A new study identifies four key factors that make the difference to waking up well in the morning – fueling up by noon and being refreshed on one end of the scale, or fighting off worry and multiple snooze button presses on the other.
The team behind the study say that these factors, regardless of the genetics a person was born with, can all be modified to some extent to ensure we get off to a better start in the mornings.
“Why do we humans fluctuate in our alertness from one day to the next?” asked the team of researchers led by neuroscientist and sleep researcher Raphael Vallat of the University of California (UC) Berkeley in their published paper.
“Why do we wake up one morning feeling alert, and another morning falling to that level of alertness upon waking?”
The study involved a total of 833 people, most of whom were twins (this helped the researchers filter out variations due to genetics). Over two weeks, food intake, physical activity, sleep patterns and glucose levels were recorded, while the volunteers also rated their alertness at several points throughout the day.
The first factor that matters is the sleep profile: the length, time and efficiency of sleep during the night. Getting more sleep and waking up later than normal were both associated with better morning alertness.
The second factor was the amount of exercise people did the previous day. Higher levels of movement during the day (as well as less physical activity the night) it was is associated with more continuous and less disturbed sleep, which in turn predicted increased alertness from participants in the morning.
Third, there was breakfast. Morning meals with more carbohydrates led to better levels of alertness, while more protein had the opposite effect. By keeping the calories in the meals provided the same, the researchers could focus on the nutritional content of what was being eaten.
Finally, a rise in blood sugar levels after breakfast – tested using a pure glucose liquid drink – was associated with reduced alertness. A lower blood glucose response, seen after participants ate a high-carbohydrate breakfast, improved alertness.
In other words, how the body processes food is important, and too much sugar leads to a sugar crash rather than a morning sugar rush.
Other factors at play in daily alertness included the volunteers’ mood and age, although these are not as readily available as what time you go to bed and what you have for breakfast.

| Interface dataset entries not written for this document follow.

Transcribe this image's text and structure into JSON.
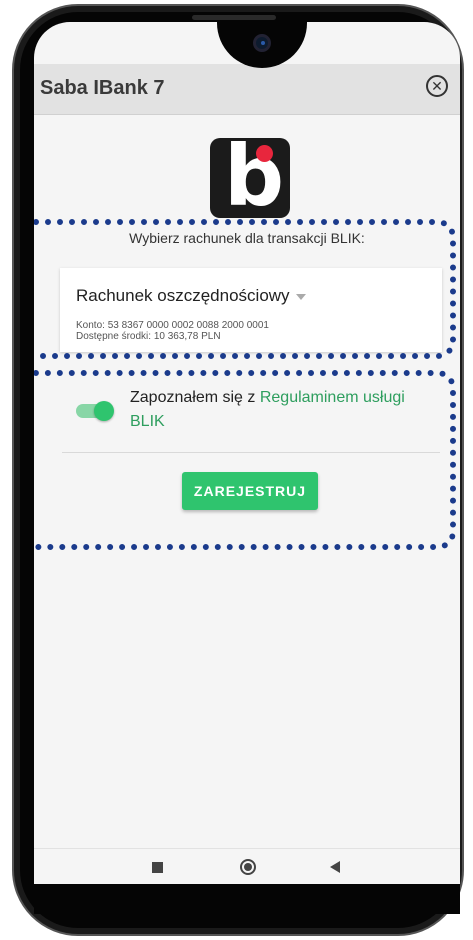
{
  "app": {
    "title": "Saba IBank 7"
  },
  "blik": {
    "prompt": "Wybierz rachunek dla transakcji BLIK:"
  },
  "account": {
    "name": "Rachunek oszczędnościowy",
    "number": "Konto: 53 8367 0000 0002 0088 2000 0001",
    "balance": "Dostępne środki: 10 363,78 PLN"
  },
  "terms": {
    "prefix": "Zapoznałem się z ",
    "link": "Regulaminem usługi BLIK",
    "accepted": true
  },
  "actions": {
    "register_label": "ZAREJESTRUJ"
  },
  "colors": {
    "accent_green": "#2fc46e",
    "link_green": "#2e9e5e",
    "highlight_blue": "#1b3b8c",
    "blik_red": "#e8263d"
  },
  "icons": {
    "close": "close-circle-icon",
    "nav": [
      "recent-apps-icon",
      "home-icon",
      "back-icon"
    ]
  }
}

“Our results reveal a set of key factors associated with alertness that are, for the most part, not fixed. Rather, the majority of factors associated with alertness are modifiable and therefore amenable to behavioral interventions,” write Vallat et al.
The team is keen to investigate some of the mechanisms behind these associations to gather more precise data. Participants reported their levels of alertness, which were not measured using any scientific instruments.
That said, in addition to reporting their daily behavior, participants ate standardized meals and wore an accelerometer (to measure sleep and activity) and a continuous glucose monitor (to measure blood sugar levels after meals); which is better than most studies based only on questionnaires.
Another challenge for future studies will be to determine how and why sleeping more and sleeping later, relative to that person’s typical norm, enhances morning alertness – at least in this study. We know from other research that too much sleep can also affect well-being.
Improvements in sleep quality affect many other areas of our lives, most notably the safety of those working in jobs where mistakes can be fatal, including firefighters, nurses and airplane pilots.
“This question is scientifically fundamental, but also of societal importance, given that failure to maintain daytime alertness is a major causative factor in road traffic and occupational accidents, responsible for thousands of deaths each year,” the researchers write.
“Furthermore, insufficient sleep leading to reduced daytime alertness is estimated to be responsible for significant work-related productivity loss, greater health care utilization, and work absenteeism.”
The research has been published in Nature communications.